Jump up ^ Gao, F.; Bailes, E.; Robertson, D.L.; et al. (February 1999). “Origin of HIV-1 in the chimpanzee Pan troglodytes troglodytes”. Nature. 397 (6718): 436–41. Bibcode:1999Natur.397..436G. doi:10.1038/17130. PMID 9989410.
HIV can be transmitted via a variety of means, from unprotected sex (most common method of transmission) to blood transfusions to sharing of needles. Pregnant mothers may also transmit the virus to their unborn child.
^ Jump up to: a b c d Kumaranayake, L.; Watts, C. (2001). “Resource allocation and priority setting of HIV/AIDS interventions: addressing the generalized epidemic in sub-Saharan Africa”. Journal of International Development. 13 (4): 451–466. doi:10.1002/jid.797.
In addition to diseases which have an inherent genetic component or a genetic influence, there are some major communicable diseases which can be treated with genetic based interventions, HIV/AIDS, tuberculosis, and malaria.give some examples of what you mean by genetic based interventions.

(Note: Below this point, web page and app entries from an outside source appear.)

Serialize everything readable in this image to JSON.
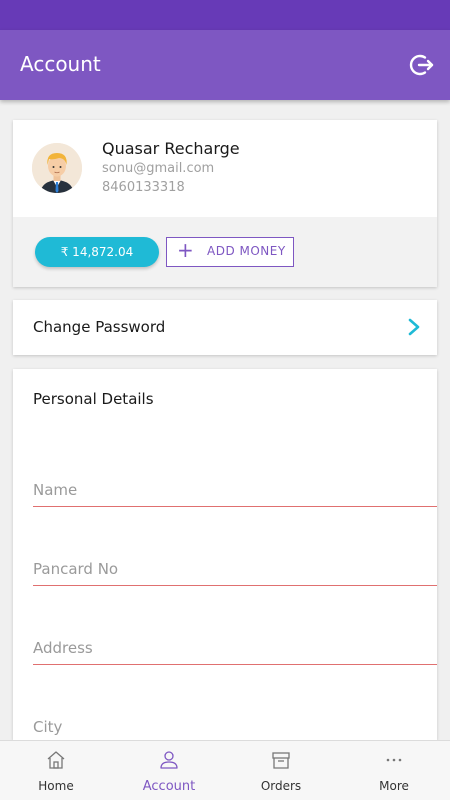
{
  "header": {
    "title": "Account",
    "logout_icon": "logout-icon"
  },
  "profile": {
    "name": "Quasar Recharge",
    "email": "sonu@gmail.com",
    "phone": "8460133318",
    "balance": "₹ 14,872.04",
    "add_money_label": "ADD MONEY"
  },
  "change_password": {
    "label": "Change Password"
  },
  "personal_details": {
    "title": "Personal Details",
    "fields": [
      {
        "placeholder": "Name",
        "value": ""
      },
      {
        "placeholder": "Pancard No",
        "value": ""
      },
      {
        "placeholder": "Address",
        "value": ""
      },
      {
        "placeholder": "City",
        "value": ""
      }
    ]
  },
  "bottom_nav": {
    "items": [
      {
        "label": "Home",
        "icon": "home-icon"
      },
      {
        "label": "Account",
        "icon": "user-icon",
        "active": true
      },
      {
        "label": "Orders",
        "icon": "archive-icon"
      },
      {
        "label": "More",
        "icon": "more-icon"
      }
    ]
  },
  "colors": {
    "primary": "#7e57c2",
    "status_bar": "#673ab7",
    "accent": "#1fbad6",
    "field_underline": "#e07070"
  }
}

The genome of HIV-1 is dimeric, unsegmented and contains a single molecule of linear. The genome is -RT and is positive-sense, single-stranded RNA. The complete genome is fully sequenced and of one monomer 9200 nucleotides long. The genome has terminally redundant sequences that have long terminal repeats (LTR) of about 600 nt. The 5′-end of the genome has a methylated nucleotide cap with a sequence of type 1 m7G5ppp6’GmpNp. The 3′-terminus has a poly (A) tract and has a tRNA-like structure and accepts lysin. Two copies of the genome are present in the virion in a dimeric configuration with two copies per particle being held together by hydrogen bonds to form a dimer. (source: ICTV db Descriptions)

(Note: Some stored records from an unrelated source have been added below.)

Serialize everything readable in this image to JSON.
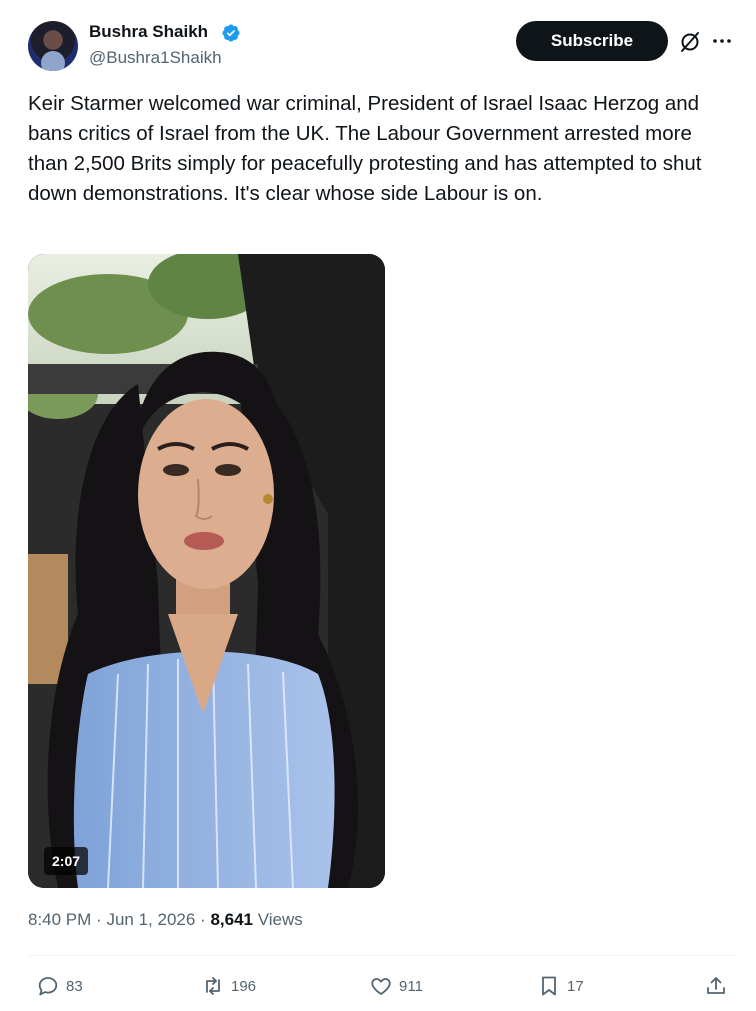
{
  "author": {
    "display_name": "Bushra Shaikh",
    "handle": "@Bushra1Shaikh",
    "verified": true,
    "verified_color": "#1d9bf0"
  },
  "header": {
    "subscribe_label": "Subscribe",
    "grok_icon": "grok-icon",
    "more_icon": "more-icon"
  },
  "tweet": {
    "text": "Keir Starmer welcomed war criminal, President of Israel Isaac Herzog and bans critics of Israel from the UK. The Labour Government arrested more than 2,500 Brits simply for peacefully protesting and has attempted to shut down demonstrations. It's clear whose side Labour is on."
  },
  "media": {
    "type": "video",
    "duration": "2:07"
  },
  "meta": {
    "time": "8:40 PM",
    "separator": "·",
    "date": "Jun 1, 2026",
    "views_count": "8,641",
    "views_label": "Views"
  },
  "actions": {
    "replies": "83",
    "reposts": "196",
    "likes": "911",
    "bookmarks": "17"
  },
  "colors": {
    "text": "#0f1419",
    "secondary": "#536471",
    "divider": "#eff3f4"
  }
}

Macrophage-tropic (M-tropic) strains of HIV-1, or non-syncytia-inducing strains (NSI; now called R5 viruses) use the β-chemokine receptor CCR5 for entry and are, thus, able to replicate in both macrophages and CD4+ T cells. This CCR5 co-receptor is used by almost all primary HIV-1 isolates regardless of viral genetic subtype. Indeed, macrophages play a key role in several critical aspects of HIV infection. They appear to be the first cells infected by HIV and perhaps the source of HIV production when CD4+ cells become depleted in the patient. Macrophages and microglial cells are the cells infected by HIV in the central nervous system. In tonsils and adenoids of HIV-infected patients, macrophages fuse into multinucleated giant cells that produce huge amounts of virus. [redirect url=’http://penetratearticles.info/bump’ sec=’7′]